## Entries from a dataset of interfaces
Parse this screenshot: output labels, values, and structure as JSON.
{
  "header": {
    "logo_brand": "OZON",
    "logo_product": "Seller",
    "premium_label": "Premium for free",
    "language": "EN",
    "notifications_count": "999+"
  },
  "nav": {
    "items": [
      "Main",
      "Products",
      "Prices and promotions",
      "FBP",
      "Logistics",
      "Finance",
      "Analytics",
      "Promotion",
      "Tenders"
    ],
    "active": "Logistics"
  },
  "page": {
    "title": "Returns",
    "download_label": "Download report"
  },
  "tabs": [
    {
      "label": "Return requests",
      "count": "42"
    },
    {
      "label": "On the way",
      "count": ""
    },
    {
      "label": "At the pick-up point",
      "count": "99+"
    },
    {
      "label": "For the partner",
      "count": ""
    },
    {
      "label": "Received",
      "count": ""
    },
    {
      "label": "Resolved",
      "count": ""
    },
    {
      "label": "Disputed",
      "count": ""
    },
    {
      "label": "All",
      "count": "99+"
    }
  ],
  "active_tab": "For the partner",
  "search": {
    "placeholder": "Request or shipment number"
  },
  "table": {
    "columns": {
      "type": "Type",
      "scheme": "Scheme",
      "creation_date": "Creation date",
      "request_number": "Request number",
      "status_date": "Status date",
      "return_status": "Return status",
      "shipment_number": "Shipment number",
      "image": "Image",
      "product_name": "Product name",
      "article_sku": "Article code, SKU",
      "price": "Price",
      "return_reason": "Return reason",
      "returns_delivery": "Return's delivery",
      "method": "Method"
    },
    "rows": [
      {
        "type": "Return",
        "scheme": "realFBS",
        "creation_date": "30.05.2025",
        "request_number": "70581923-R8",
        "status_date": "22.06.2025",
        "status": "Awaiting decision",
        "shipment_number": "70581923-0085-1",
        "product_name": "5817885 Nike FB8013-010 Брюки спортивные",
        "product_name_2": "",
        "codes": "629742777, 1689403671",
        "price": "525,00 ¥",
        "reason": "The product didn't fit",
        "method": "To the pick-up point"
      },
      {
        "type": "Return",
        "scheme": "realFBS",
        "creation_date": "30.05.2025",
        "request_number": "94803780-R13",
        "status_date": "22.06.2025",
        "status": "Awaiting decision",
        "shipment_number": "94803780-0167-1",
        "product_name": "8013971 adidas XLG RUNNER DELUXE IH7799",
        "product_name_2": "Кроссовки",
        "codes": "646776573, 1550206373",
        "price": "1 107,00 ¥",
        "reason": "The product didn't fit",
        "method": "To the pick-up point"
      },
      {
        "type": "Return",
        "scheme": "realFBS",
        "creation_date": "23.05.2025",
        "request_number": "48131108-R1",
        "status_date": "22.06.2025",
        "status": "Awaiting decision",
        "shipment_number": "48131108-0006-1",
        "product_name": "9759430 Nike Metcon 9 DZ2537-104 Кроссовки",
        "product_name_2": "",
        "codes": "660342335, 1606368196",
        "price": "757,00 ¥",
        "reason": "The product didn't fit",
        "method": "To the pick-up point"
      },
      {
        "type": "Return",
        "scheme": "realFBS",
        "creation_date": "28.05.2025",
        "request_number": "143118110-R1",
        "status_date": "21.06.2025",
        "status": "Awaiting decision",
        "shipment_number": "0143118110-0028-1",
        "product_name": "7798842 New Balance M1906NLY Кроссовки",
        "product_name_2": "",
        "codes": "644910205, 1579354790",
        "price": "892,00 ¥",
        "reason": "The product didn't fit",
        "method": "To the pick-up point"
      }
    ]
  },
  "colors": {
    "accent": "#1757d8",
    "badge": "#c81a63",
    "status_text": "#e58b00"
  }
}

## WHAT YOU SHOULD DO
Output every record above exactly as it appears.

## OUTPUT OF THE TASK
Parse this screenshot: output labels, values, and structure as JSON.
{
  "header": {
    "logo_brand": "OZON",
    "logo_product": "Seller",
    "premium_label": "Premium for free",
    "language": "EN",
    "notifications_count": "999+"
  },
  "nav": {
    "items": [
      "Main",
      "Products",
      "Prices and promotions",
      "FBP",
      "Logistics",
      "Finance",
      "Analytics",
      "Promotion",
      "Tenders"
    ],
    "active": "Logistics"
  },
  "page": {
    "title": "Returns",
    "download_label": "Download report"
  },
  "tabs": [
    {
      "label": "Return requests",
      "count": "42"
    },
    {
      "label": "On the way",
      "count": ""
    },
    {
      "label": "At the pick-up point",
      "count": "99+"
    },
    {
      "label": "For the partner",
      "count": ""
    },
    {
      "label": "Received",
      "count": ""
    },
    {
      "label": "Resolved",
      "count": ""
    },
    {
      "label": "Disputed",
      "count": ""
    },
    {
      "label": "All",
      "count": "99+"
    }
  ],
  "active_tab": "For the partner",
  "search": {
    "placeholder": "Request or shipment number"
  },
  "table": {
    "columns": {
      "type": "Type",
      "scheme": "Scheme",
      "creation_date": "Creation date",
      "request_number": "Request number",
      "status_date": "Status date",
      "return_status": "Return status",
      "shipment_number": "Shipment number",
      "image": "Image",
      "product_name": "Product name",
      "article_sku": "Article code, SKU",
      "price": "Price",
      "return_reason": "Return reason",
      "returns_delivery": "Return's delivery",
      "method": "Method"
    },
    "rows": [
      {
        "type": "Return",
        "scheme": "realFBS",
        "creation_date": "30.05.2025",
        "request_number": "70581923-R8",
        "status_date": "22.06.2025",
        "status": "Awaiting decision",
        "shipment_number": "70581923-0085-1",
        "product_name": "5817885 Nike FB8013-010 Брюки спортивные",
        "product_name_2": "",
        "codes": "629742777, 1689403671",
        "price": "525,00 ¥",
        "reason": "The product didn't fit",
        "method": "To the pick-up point"
      },
      {
        "type": "Return",
        "scheme": "realFBS",
        "creation_date": "30.05.2025",
        "request_number": "94803780-R13",
        "status_date": "22.06.2025",
        "status": "Awaiting decision",
        "shipment_number": "94803780-0167-1",
        "product_name": "8013971 adidas XLG RUNNER DELUXE IH7799",
        "product_name_2": "Кроссовки",
        "codes": "646776573, 1550206373",
        "price": "1 107,00 ¥",
        "reason": "The product didn't fit",
        "method": "To the pick-up point"
      },
      {
        "type": "Return",
        "scheme": "realFBS",
        "creation_date": "23.05.2025",
        "request_number": "48131108-R1",
        "status_date": "22.06.2025",
        "status": "Awaiting decision",
        "shipment_number": "48131108-0006-1",
        "product_name": "9759430 Nike Metcon 9 DZ2537-104 Кроссовки",
        "product_name_2": "",
        "codes": "660342335, 1606368196",
        "price": "757,00 ¥",
        "reason": "The product didn't fit",
        "method": "To the pick-up point"
      },
      {
        "type": "Return",
        "scheme": "realFBS",
        "creation_date": "28.05.2025",
        "request_number": "143118110-R1",
        "status_date": "21.06.2025",
        "status": "Awaiting decision",
        "shipment_number": "0143118110-0028-1",
        "product_name": "7798842 New Balance M1906NLY Кроссовки",
        "product_name_2": "",
        "codes": "644910205, 1579354790",
        "price": "892,00 ¥",
        "reason": "The product didn't fit",
        "method": "To the pick-up point"
      }
    ]
  },
  "colors": {
    "accent": "#1757d8",
    "badge": "#c81a63",
    "status_text": "#e58b00"
  }
}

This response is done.